YOUR TASK: Output every line of the data exactly as it appears.

───── SUPPLIED MATERIAL ─────

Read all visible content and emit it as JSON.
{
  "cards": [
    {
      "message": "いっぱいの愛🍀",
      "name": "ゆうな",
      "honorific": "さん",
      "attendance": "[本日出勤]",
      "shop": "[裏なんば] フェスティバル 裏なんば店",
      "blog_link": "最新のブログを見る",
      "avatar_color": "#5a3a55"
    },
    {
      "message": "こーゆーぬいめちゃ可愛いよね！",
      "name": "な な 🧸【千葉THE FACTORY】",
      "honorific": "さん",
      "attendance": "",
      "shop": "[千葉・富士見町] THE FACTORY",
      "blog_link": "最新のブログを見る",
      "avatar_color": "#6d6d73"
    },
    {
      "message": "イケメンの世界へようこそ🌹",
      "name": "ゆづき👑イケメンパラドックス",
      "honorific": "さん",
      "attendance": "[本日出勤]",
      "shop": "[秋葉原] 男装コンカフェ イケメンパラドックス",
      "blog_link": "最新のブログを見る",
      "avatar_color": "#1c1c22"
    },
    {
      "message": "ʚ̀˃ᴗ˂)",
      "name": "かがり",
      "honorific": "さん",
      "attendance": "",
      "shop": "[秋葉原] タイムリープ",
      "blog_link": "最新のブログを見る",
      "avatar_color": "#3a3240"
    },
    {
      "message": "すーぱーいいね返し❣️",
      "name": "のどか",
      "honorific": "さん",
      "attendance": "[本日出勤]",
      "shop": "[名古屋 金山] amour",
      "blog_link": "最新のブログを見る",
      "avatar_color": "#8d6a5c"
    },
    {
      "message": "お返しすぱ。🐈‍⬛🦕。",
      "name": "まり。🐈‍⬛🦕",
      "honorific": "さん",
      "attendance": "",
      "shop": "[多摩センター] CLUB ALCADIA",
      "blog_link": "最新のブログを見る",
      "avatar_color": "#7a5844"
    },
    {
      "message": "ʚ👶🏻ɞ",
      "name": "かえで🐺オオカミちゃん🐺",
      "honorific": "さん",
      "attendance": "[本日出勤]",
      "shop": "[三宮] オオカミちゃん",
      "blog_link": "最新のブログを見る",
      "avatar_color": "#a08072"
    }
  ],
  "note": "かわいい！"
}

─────

SOLUTION FOR THIS EXERCISE:
Read all visible content and emit it as JSON.
{
  "cards": [
    {
      "message": "いっぱいの愛🍀",
      "name": "ゆうな",
      "honorific": "さん",
      "attendance": "[本日出勤]",
      "shop": "[裏なんば] フェスティバル 裏なんば店",
      "blog_link": "最新のブログを見る",
      "avatar_color": "#5a3a55"
    },
    {
      "message": "こーゆーぬいめちゃ可愛いよね！",
      "name": "な な 🧸【千葉THE FACTORY】",
      "honorific": "さん",
      "attendance": "",
      "shop": "[千葉・富士見町] THE FACTORY",
      "blog_link": "最新のブログを見る",
      "avatar_color": "#6d6d73"
    },
    {
      "message": "イケメンの世界へようこそ🌹",
      "name": "ゆづき👑イケメンパラドックス",
      "honorific": "さん",
      "attendance": "[本日出勤]",
      "shop": "[秋葉原] 男装コンカフェ イケメンパラドックス",
      "blog_link": "最新のブログを見る",
      "avatar_color": "#1c1c22"
    },
    {
      "message": "ʚ̀˃ᴗ˂)",
      "name": "かがり",
      "honorific": "さん",
      "attendance": "",
      "shop": "[秋葉原] タイムリープ",
      "blog_link": "最新のブログを見る",
      "avatar_color": "#3a3240"
    },
    {
      "message": "すーぱーいいね返し❣️",
      "name": "のどか",
      "honorific": "さん",
      "attendance": "[本日出勤]",
      "shop": "[名古屋 金山] amour",
      "blog_link": "最新のブログを見る",
      "avatar_color": "#8d6a5c"
    },
    {
      "message": "お返しすぱ。🐈‍⬛🦕。",
      "name": "まり。🐈‍⬛🦕",
      "honorific": "さん",
      "attendance": "",
      "shop": "[多摩センター] CLUB ALCADIA",
      "blog_link": "最新のブログを見る",
      "avatar_color": "#7a5844"
    },
    {
      "message": "ʚ👶🏻ɞ",
      "name": "かえで🐺オオカミちゃん🐺",
      "honorific": "さん",
      "attendance": "[本日出勤]",
      "shop": "[三宮] オオカミちゃん",
      "blog_link": "最新のブログを見る",
      "avatar_color": "#a08072"
    }
  ],
  "note": "かわいい！"
}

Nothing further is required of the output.